:: YOUR INSTRUCTIONS ::
Would you reproduce every record exactly, leaving out the pictures?

Stored items:
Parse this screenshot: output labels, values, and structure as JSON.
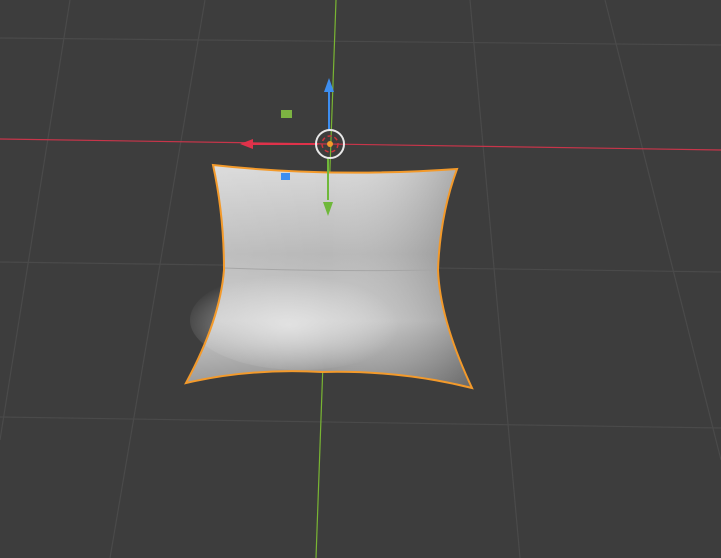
{
  "viewport": {
    "background_color": "#3d3d3d",
    "grid_color": "#4a4a4a",
    "x_axis_color": "#c8354a",
    "y_axis_color": "#79b533",
    "selection_outline_color": "#f39a2b"
  },
  "object": {
    "name": "pillow",
    "selected": true,
    "shading": "solid"
  },
  "gizmo": {
    "type": "translate",
    "x_color": "#e0324a",
    "y_color": "#6fb83a",
    "z_color": "#3d8ef0",
    "plane_handle_color": "#7cb342"
  },
  "icons": {
    "origin": "object-origin-icon",
    "pivot": "pivot-point-icon"
  }
}
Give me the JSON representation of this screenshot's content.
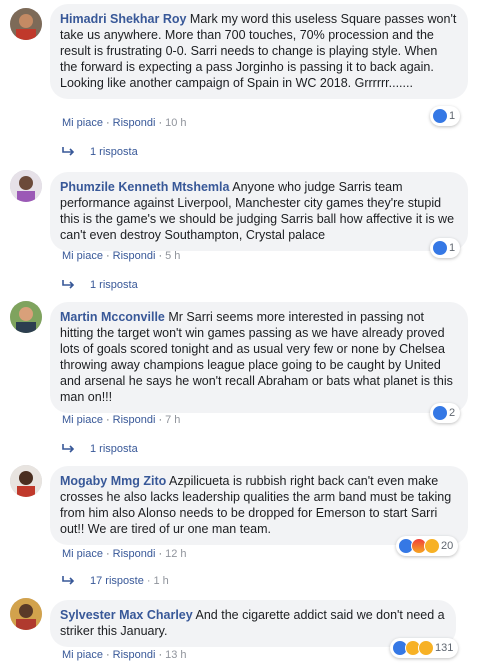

:: WRITTEN RESPONSE ::
Parse this screenshot: output labels, values, and structure as JSON.
{
  "viewport": {
    "background_color": "#3d3d3d",
    "grid_color": "#4a4a4a",
    "x_axis_color": "#c8354a",
    "y_axis_color": "#79b533",
    "selection_outline_color": "#f39a2b"
  },
  "object": {
    "name": "pillow",
    "selected": true,
    "shading": "solid"
  },
  "gizmo": {
    "type": "translate",
    "x_color": "#e0324a",
    "y_color": "#6fb83a",
    "z_color": "#3d8ef0",
    "plane_handle_color": "#7cb342"
  },
  "icons": {
    "origin": "object-origin-icon",
    "pivot": "pivot-point-icon"
  }
}
Give me the JSON representation of this screenshot's content.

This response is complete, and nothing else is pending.